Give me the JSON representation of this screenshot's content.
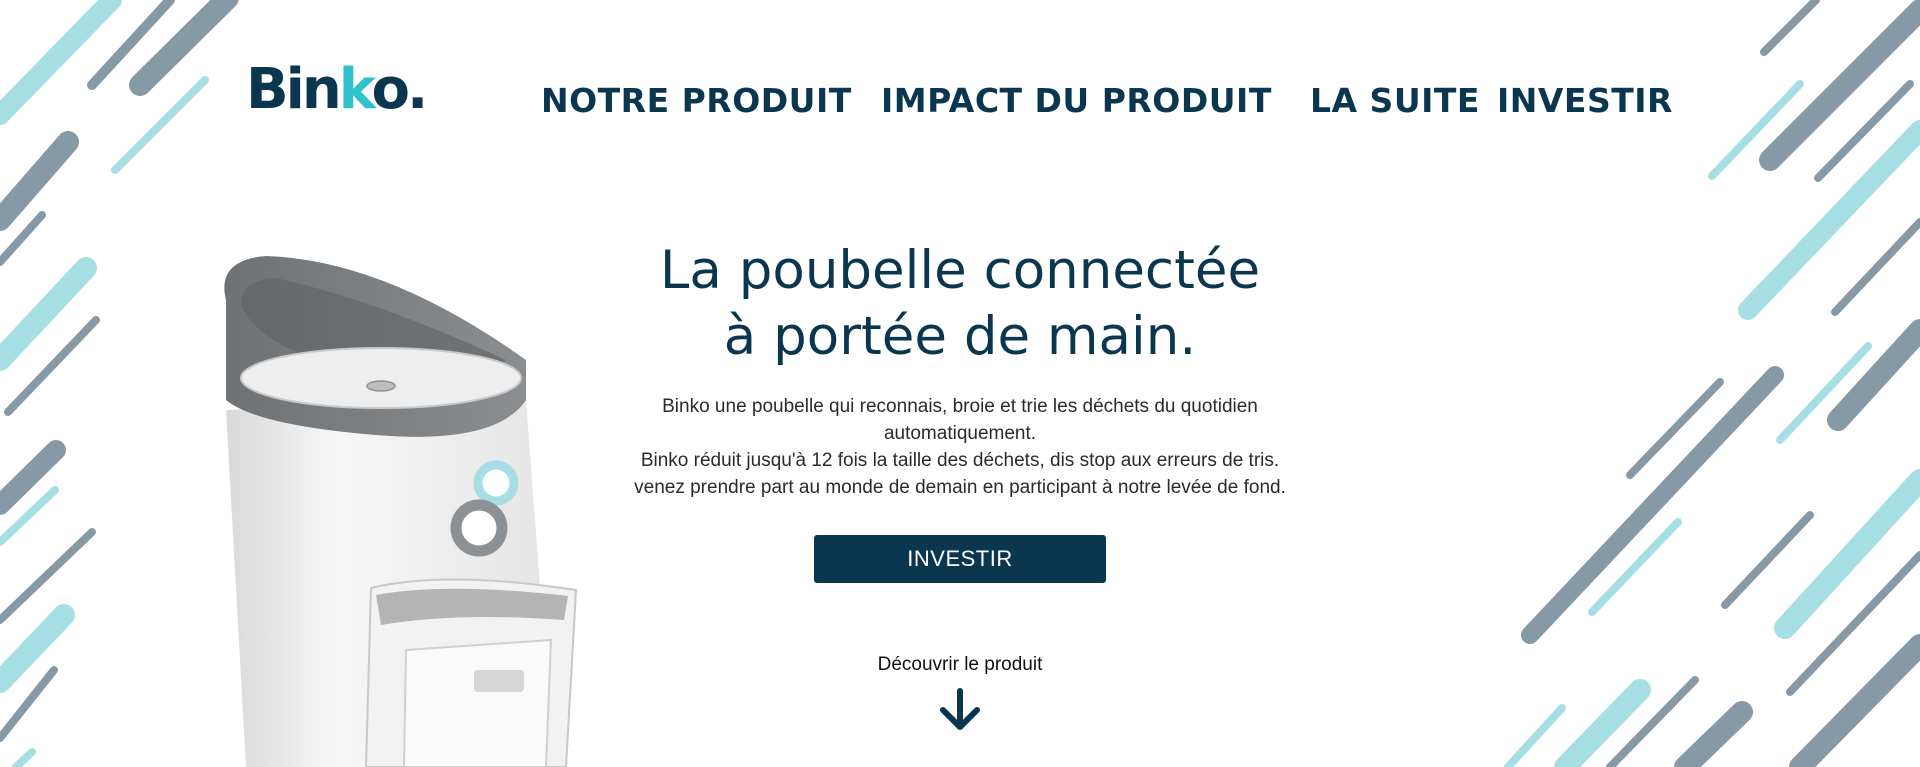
{
  "brand": {
    "logo_main": "Bin",
    "logo_accent": "k",
    "logo_tail": "o."
  },
  "nav": {
    "items": [
      {
        "label": "NOTRE PRODUIT"
      },
      {
        "label": "IMPACT DU PRODUIT"
      },
      {
        "label": "LA SUITE"
      },
      {
        "label": "INVESTIR"
      }
    ]
  },
  "hero": {
    "title_line1": "La poubelle connectée",
    "title_line2": "à portée de main.",
    "desc_lines": [
      "Binko une poubelle qui reconnais, broie et trie les déchets du quotidien",
      "automatiquement.",
      "Binko réduit jusqu'à 12 fois la taille des déchets, dis stop aux erreurs de tris.",
      "venez prendre part au monde de demain en participant à notre levée de fond."
    ],
    "cta_label": "INVESTIR",
    "discover_label": "Découvrir le produit"
  },
  "colors": {
    "navy": "#0b3650",
    "accent": "#2fc1cd",
    "stripe_light": "#a6dfe3",
    "stripe_gray": "#8699a6"
  },
  "icons": {
    "scroll": "arrow-down-icon",
    "product": "smart-bin-product-image"
  }
}
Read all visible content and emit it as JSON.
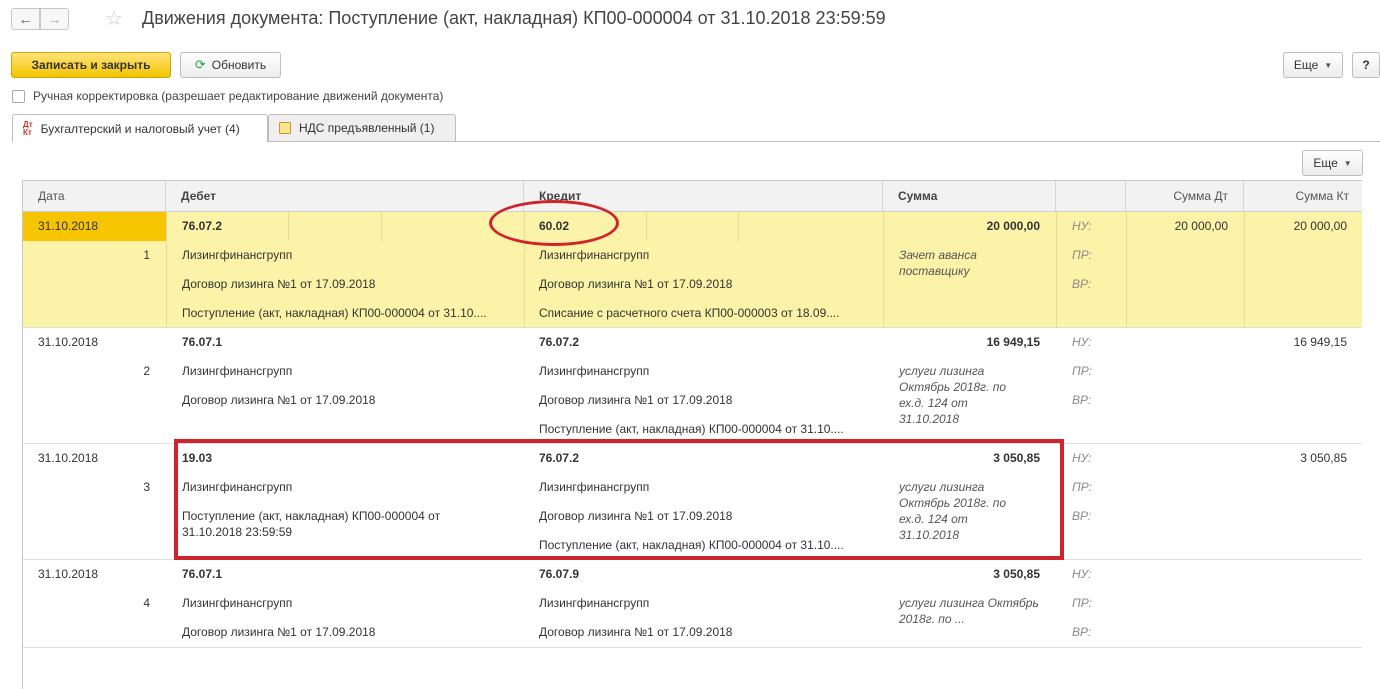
{
  "window": {
    "title": "Движения документа: Поступление (акт, накладная) КП00-000004 от 31.10.2018 23:59:59"
  },
  "nav": {
    "back_glyph": "←",
    "forward_glyph": "→",
    "star_glyph": "☆"
  },
  "toolbar": {
    "save_close_label": "Записать и закрыть",
    "refresh_label": "Обновить",
    "refresh_icon": "refresh-icon",
    "more_label": "Еще",
    "help_label": "?",
    "manual_correction_label": "Ручная корректировка (разрешает редактирование движений документа)",
    "manual_correction_checked": false
  },
  "tabs": [
    {
      "label": "Бухгалтерский и налоговый учет (4)",
      "icon": "dt-kt-icon",
      "active": true
    },
    {
      "label": "НДС предъявленный (1)",
      "icon": "register-icon",
      "active": false
    }
  ],
  "table_toolbar": {
    "more_label": "Еще"
  },
  "columns": {
    "date": "Дата",
    "debit": "Дебет",
    "credit": "Кредит",
    "amount": "Сумма",
    "amount_dt": "Сумма Дт",
    "amount_kt": "Сумма Кт"
  },
  "rows": [
    {
      "date": "31.10.2018",
      "num": "1",
      "debit": [
        "76.07.2",
        "Лизингфинансгрупп",
        "Договор лизинга №1 от 17.09.2018",
        "Поступление (акт, накладная) КП00-000004 от 31.10...."
      ],
      "credit": [
        "60.02",
        "Лизингфинансгрупп",
        "Договор лизинга №1 от 17.09.2018",
        "Списание с расчетного счета КП00-000003 от 18.09...."
      ],
      "amount": "20 000,00",
      "content": "Зачет аванса поставщику",
      "nu": "НУ:",
      "pr": "ПР:",
      "vr": "ВР:",
      "amount_dt": "20 000,00",
      "amount_kt": "20 000,00",
      "selected": true
    },
    {
      "date": "31.10.2018",
      "num": "2",
      "debit": [
        "76.07.1",
        "Лизингфинансгрупп",
        "Договор лизинга №1 от 17.09.2018",
        ""
      ],
      "credit": [
        "76.07.2",
        "Лизингфинансгрупп",
        "Договор лизинга №1 от 17.09.2018",
        "Поступление (акт, накладная) КП00-000004 от 31.10...."
      ],
      "amount": "16 949,15",
      "content": "услуги лизинга Октябрь 2018г. по ех.д. 124 от 31.10.2018",
      "nu": "НУ:",
      "pr": "ПР:",
      "vr": "ВР:",
      "amount_dt": "",
      "amount_kt": "16 949,15",
      "selected": false
    },
    {
      "date": "31.10.2018",
      "num": "3",
      "debit": [
        "19.03",
        "Лизингфинансгрупп",
        "Поступление (акт, накладная) КП00-000004 от 31.10.2018 23:59:59",
        ""
      ],
      "credit": [
        "76.07.2",
        "Лизингфинансгрупп",
        "Договор лизинга №1 от 17.09.2018",
        "Поступление (акт, накладная) КП00-000004 от 31.10...."
      ],
      "amount": "3 050,85",
      "content": "услуги лизинга Октябрь 2018г. по ех.д. 124 от 31.10.2018",
      "nu": "НУ:",
      "pr": "ПР:",
      "vr": "ВР:",
      "amount_dt": "",
      "amount_kt": "3 050,85",
      "selected": false
    },
    {
      "date": "31.10.2018",
      "num": "4",
      "debit": [
        "76.07.1",
        "Лизингфинансгрупп",
        "Договор лизинга №1 от 17.09.2018",
        ""
      ],
      "credit": [
        "76.07.9",
        "Лизингфинансгрупп",
        "Договор лизинга №1 от 17.09.2018",
        ""
      ],
      "amount": "3 050,85",
      "content": "услуги лизинга Октябрь 2018г. по ...",
      "nu": "НУ:",
      "pr": "ПР:",
      "vr": "ВР:",
      "amount_dt": "",
      "amount_kt": "",
      "selected": false
    }
  ],
  "annotations": {
    "ellipse_color": "#d0242c",
    "rect_color": "#d0242c"
  }
}
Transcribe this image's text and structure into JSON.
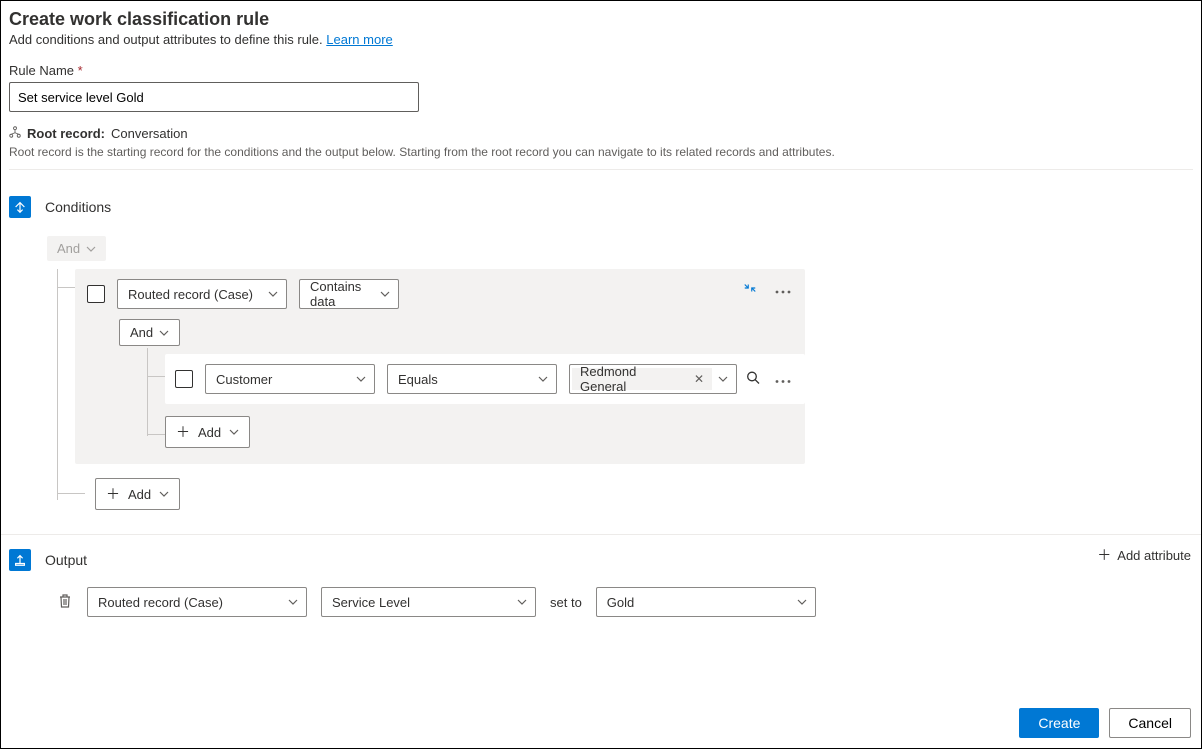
{
  "header": {
    "title": "Create work classification rule",
    "subtitle": "Add conditions and output attributes to define this rule.",
    "learn_more": "Learn more"
  },
  "rule": {
    "label": "Rule Name",
    "value": "Set service level Gold"
  },
  "root_record": {
    "label": "Root record:",
    "value": "Conversation",
    "hint": "Root record is the starting record for the conditions and the output below. Starting from the root record you can navigate to its related records and attributes."
  },
  "conditions": {
    "title": "Conditions",
    "group_op": "And",
    "rows": [
      {
        "field": "Routed record (Case)",
        "operator": "Contains data"
      }
    ],
    "nested_op": "And",
    "nested_rows": [
      {
        "field": "Customer",
        "operator": "Equals",
        "value": "Redmond General"
      }
    ],
    "add_label": "Add"
  },
  "output": {
    "title": "Output",
    "add_attribute_label": "Add attribute",
    "row": {
      "entity": "Routed record (Case)",
      "attribute": "Service Level",
      "set_to_label": "set to",
      "value": "Gold"
    }
  },
  "footer": {
    "create": "Create",
    "cancel": "Cancel"
  }
}
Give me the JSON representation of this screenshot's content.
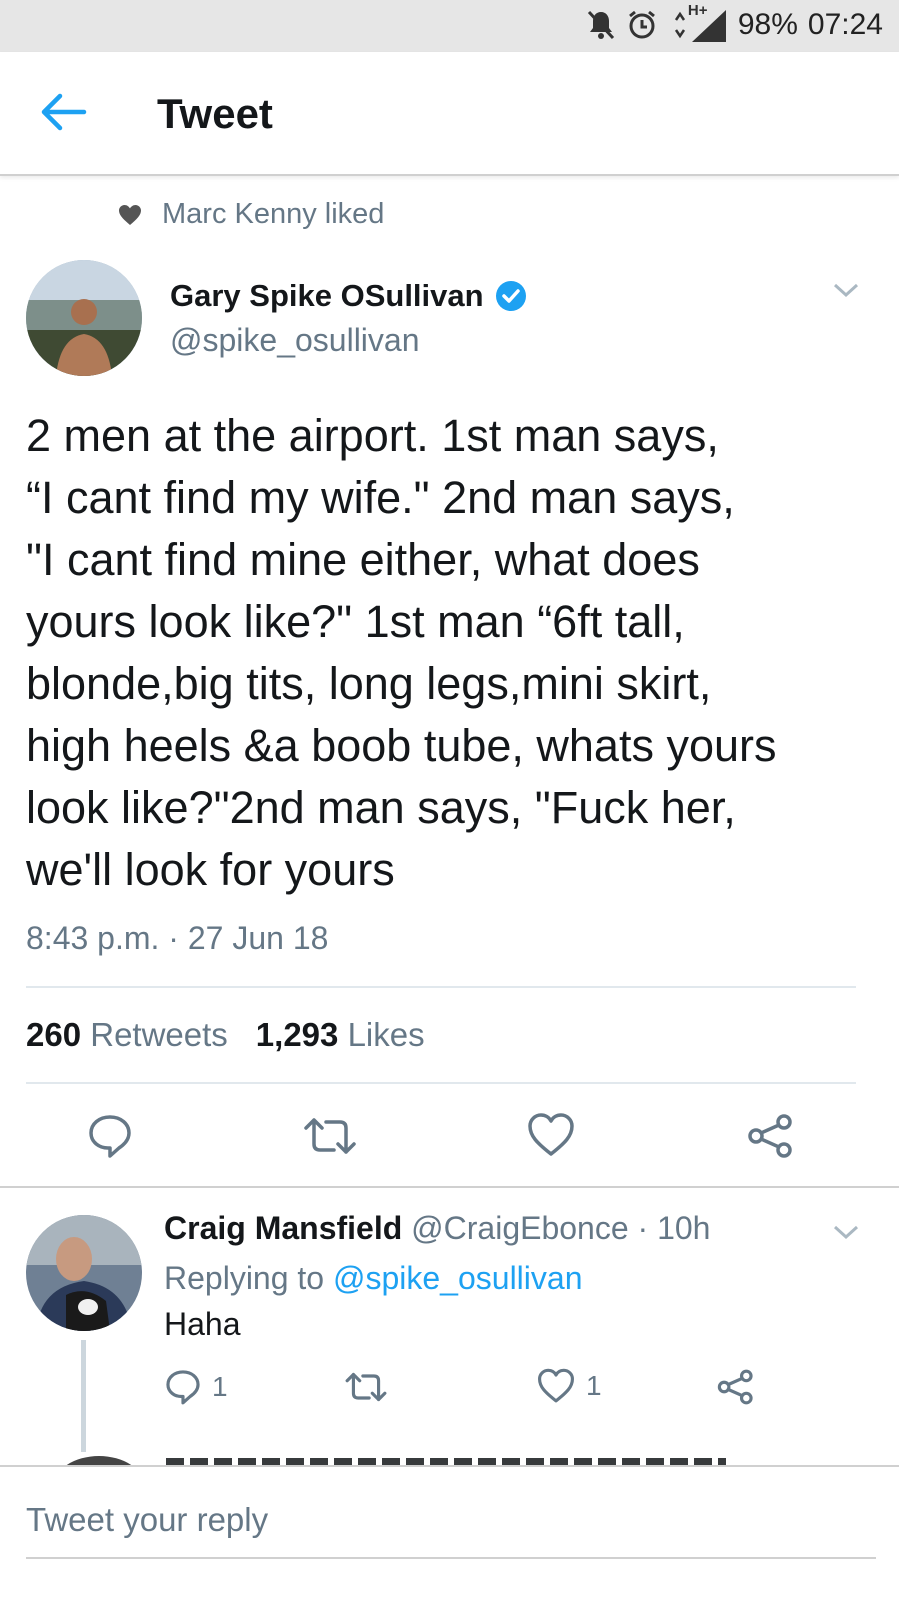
{
  "status_bar": {
    "battery": "98%",
    "time": "07:24",
    "network": "H+"
  },
  "header": {
    "title": "Tweet"
  },
  "social_context": {
    "text": "Marc Kenny liked"
  },
  "tweet": {
    "author_name": "Gary Spike OSullivan",
    "author_handle": "@spike_osullivan",
    "verified": true,
    "text": "2 men at the airport. 1st man says,\n“I cant find my wife.\" 2nd man says,\n\"I cant find mine either, what does\nyours look like?\" 1st man  “6ft tall,\nblonde,big tits, long legs,mini skirt,\nhigh heels &a boob tube, whats yours\nlook like?\"2nd man says, \"Fuck her,\nwe'll look for yours",
    "timestamp": "8:43 p.m. · 27 Jun 18",
    "retweets_count": "260",
    "retweets_label": "Retweets",
    "likes_count": "1,293",
    "likes_label": "Likes"
  },
  "reply": {
    "author_name": "Craig Mansfield",
    "author_handle": "@CraigEbonce",
    "time": "· 10h",
    "replying_prefix": "Replying to",
    "replying_to": "@spike_osullivan",
    "text": "Haha",
    "reply_count": "1",
    "like_count": "1"
  },
  "composer": {
    "placeholder": "Tweet your reply"
  },
  "colors": {
    "accent": "#1da1f2",
    "secondary_text": "#657786",
    "primary_text": "#14171a"
  },
  "icons": [
    "back-arrow-icon",
    "heart-icon",
    "verified-icon",
    "chevron-down-icon",
    "reply-icon",
    "retweet-icon",
    "like-icon",
    "share-icon",
    "silent-icon",
    "alarm-icon",
    "signal-icon"
  ]
}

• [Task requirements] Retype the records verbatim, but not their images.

• [Written answer]
Give me the JSON representation of this screenshot's content.
{
  "brand": {
    "logo_main": "Bin",
    "logo_accent": "k",
    "logo_tail": "o."
  },
  "nav": {
    "items": [
      {
        "label": "NOTRE PRODUIT"
      },
      {
        "label": "IMPACT DU PRODUIT"
      },
      {
        "label": "LA SUITE"
      },
      {
        "label": "INVESTIR"
      }
    ]
  },
  "hero": {
    "title_line1": "La poubelle connectée",
    "title_line2": "à portée de main.",
    "desc_lines": [
      "Binko une poubelle qui reconnais, broie et trie les déchets du quotidien",
      "automatiquement.",
      "Binko réduit jusqu'à 12 fois la taille des déchets, dis stop aux erreurs de tris.",
      "venez prendre part au monde de demain en participant à notre levée de fond."
    ],
    "cta_label": "INVESTIR",
    "discover_label": "Découvrir le produit"
  },
  "colors": {
    "navy": "#0b3650",
    "accent": "#2fc1cd",
    "stripe_light": "#a6dfe3",
    "stripe_gray": "#8699a6"
  },
  "icons": {
    "scroll": "arrow-down-icon",
    "product": "smart-bin-product-image"
  }
}
Read all visible content and emit it as JSON.
{
  "window": {
    "title": "Движения документа: Поступление (акт, накладная) КП00-000004 от 31.10.2018 23:59:59"
  },
  "nav": {
    "back_glyph": "←",
    "forward_glyph": "→",
    "star_glyph": "☆"
  },
  "toolbar": {
    "save_close_label": "Записать и закрыть",
    "refresh_label": "Обновить",
    "refresh_icon": "refresh-icon",
    "more_label": "Еще",
    "help_label": "?",
    "manual_correction_label": "Ручная корректировка (разрешает редактирование движений документа)",
    "manual_correction_checked": false
  },
  "tabs": [
    {
      "label": "Бухгалтерский и налоговый учет (4)",
      "icon": "dt-kt-icon",
      "active": true
    },
    {
      "label": "НДС предъявленный (1)",
      "icon": "register-icon",
      "active": false
    }
  ],
  "table_toolbar": {
    "more_label": "Еще"
  },
  "columns": {
    "date": "Дата",
    "debit": "Дебет",
    "credit": "Кредит",
    "amount": "Сумма",
    "amount_dt": "Сумма Дт",
    "amount_kt": "Сумма Кт"
  },
  "rows": [
    {
      "date": "31.10.2018",
      "num": "1",
      "debit": [
        "76.07.2",
        "Лизингфинансгрупп",
        "Договор лизинга №1 от 17.09.2018",
        "Поступление (акт, накладная) КП00-000004 от 31.10...."
      ],
      "credit": [
        "60.02",
        "Лизингфинансгрупп",
        "Договор лизинга №1 от 17.09.2018",
        "Списание с расчетного счета КП00-000003 от 18.09...."
      ],
      "amount": "20 000,00",
      "content": "Зачет аванса поставщику",
      "nu": "НУ:",
      "pr": "ПР:",
      "vr": "ВР:",
      "amount_dt": "20 000,00",
      "amount_kt": "20 000,00",
      "selected": true
    },
    {
      "date": "31.10.2018",
      "num": "2",
      "debit": [
        "76.07.1",
        "Лизингфинансгрупп",
        "Договор лизинга №1 от 17.09.2018",
        ""
      ],
      "credit": [
        "76.07.2",
        "Лизингфинансгрупп",
        "Договор лизинга №1 от 17.09.2018",
        "Поступление (акт, накладная) КП00-000004 от 31.10...."
      ],
      "amount": "16 949,15",
      "content": "услуги лизинга Октябрь 2018г. по ех.д. 124 от 31.10.2018",
      "nu": "НУ:",
      "pr": "ПР:",
      "vr": "ВР:",
      "amount_dt": "",
      "amount_kt": "16 949,15",
      "selected": false
    },
    {
      "date": "31.10.2018",
      "num": "3",
      "debit": [
        "19.03",
        "Лизингфинансгрупп",
        "Поступление (акт, накладная) КП00-000004 от 31.10.2018 23:59:59",
        ""
      ],
      "credit": [
        "76.07.2",
        "Лизингфинансгрупп",
        "Договор лизинга №1 от 17.09.2018",
        "Поступление (акт, накладная) КП00-000004 от 31.10...."
      ],
      "amount": "3 050,85",
      "content": "услуги лизинга Октябрь 2018г. по ех.д. 124 от 31.10.2018",
      "nu": "НУ:",
      "pr": "ПР:",
      "vr": "ВР:",
      "amount_dt": "",
      "amount_kt": "3 050,85",
      "selected": false
    },
    {
      "date": "31.10.2018",
      "num": "4",
      "debit": [
        "76.07.1",
        "Лизингфинансгрупп",
        "Договор лизинга №1 от 17.09.2018",
        ""
      ],
      "credit": [
        "76.07.9",
        "Лизингфинансгрупп",
        "Договор лизинга №1 от 17.09.2018",
        ""
      ],
      "amount": "3 050,85",
      "content": "услуги лизинга Октябрь 2018г. по ...",
      "nu": "НУ:",
      "pr": "ПР:",
      "vr": "ВР:",
      "amount_dt": "",
      "amount_kt": "",
      "selected": false
    }
  ],
  "annotations": {
    "ellipse_color": "#d0242c",
    "rect_color": "#d0242c"
  }
}
Transcribe this image's text and structure into JSON.
{
  "header": {
    "title": "Create work classification rule",
    "subtitle": "Add conditions and output attributes to define this rule.",
    "learn_more": "Learn more"
  },
  "rule": {
    "label": "Rule Name",
    "value": "Set service level Gold"
  },
  "root_record": {
    "label": "Root record:",
    "value": "Conversation",
    "hint": "Root record is the starting record for the conditions and the output below. Starting from the root record you can navigate to its related records and attributes."
  },
  "conditions": {
    "title": "Conditions",
    "group_op": "And",
    "rows": [
      {
        "field": "Routed record (Case)",
        "operator": "Contains data"
      }
    ],
    "nested_op": "And",
    "nested_rows": [
      {
        "field": "Customer",
        "operator": "Equals",
        "value": "Redmond General"
      }
    ],
    "add_label": "Add"
  },
  "output": {
    "title": "Output",
    "add_attribute_label": "Add attribute",
    "row": {
      "entity": "Routed record (Case)",
      "attribute": "Service Level",
      "set_to_label": "set to",
      "value": "Gold"
    }
  },
  "footer": {
    "create": "Create",
    "cancel": "Cancel"
  }
}
Give me the JSON representation of this screenshot's content.
{
  "status_bar": {
    "battery": "98%",
    "time": "07:24",
    "network": "H+"
  },
  "header": {
    "title": "Tweet"
  },
  "social_context": {
    "text": "Marc Kenny liked"
  },
  "tweet": {
    "author_name": "Gary Spike OSullivan",
    "author_handle": "@spike_osullivan",
    "verified": true,
    "text": "2 men at the airport. 1st man says,\n“I cant find my wife.\" 2nd man says,\n\"I cant find mine either, what does\nyours look like?\" 1st man  “6ft tall,\nblonde,big tits, long legs,mini skirt,\nhigh heels &a boob tube, whats yours\nlook like?\"2nd man says, \"Fuck her,\nwe'll look for yours",
    "timestamp": "8:43 p.m. · 27 Jun 18",
    "retweets_count": "260",
    "retweets_label": "Retweets",
    "likes_count": "1,293",
    "likes_label": "Likes"
  },
  "reply": {
    "author_name": "Craig Mansfield",
    "author_handle": "@CraigEbonce",
    "time": "· 10h",
    "replying_prefix": "Replying to",
    "replying_to": "@spike_osullivan",
    "text": "Haha",
    "reply_count": "1",
    "like_count": "1"
  },
  "composer": {
    "placeholder": "Tweet your reply"
  },
  "colors": {
    "accent": "#1da1f2",
    "secondary_text": "#657786",
    "primary_text": "#14171a"
  },
  "icons": [
    "back-arrow-icon",
    "heart-icon",
    "verified-icon",
    "chevron-down-icon",
    "reply-icon",
    "retweet-icon",
    "like-icon",
    "share-icon",
    "silent-icon",
    "alarm-icon",
    "signal-icon"
  ]
}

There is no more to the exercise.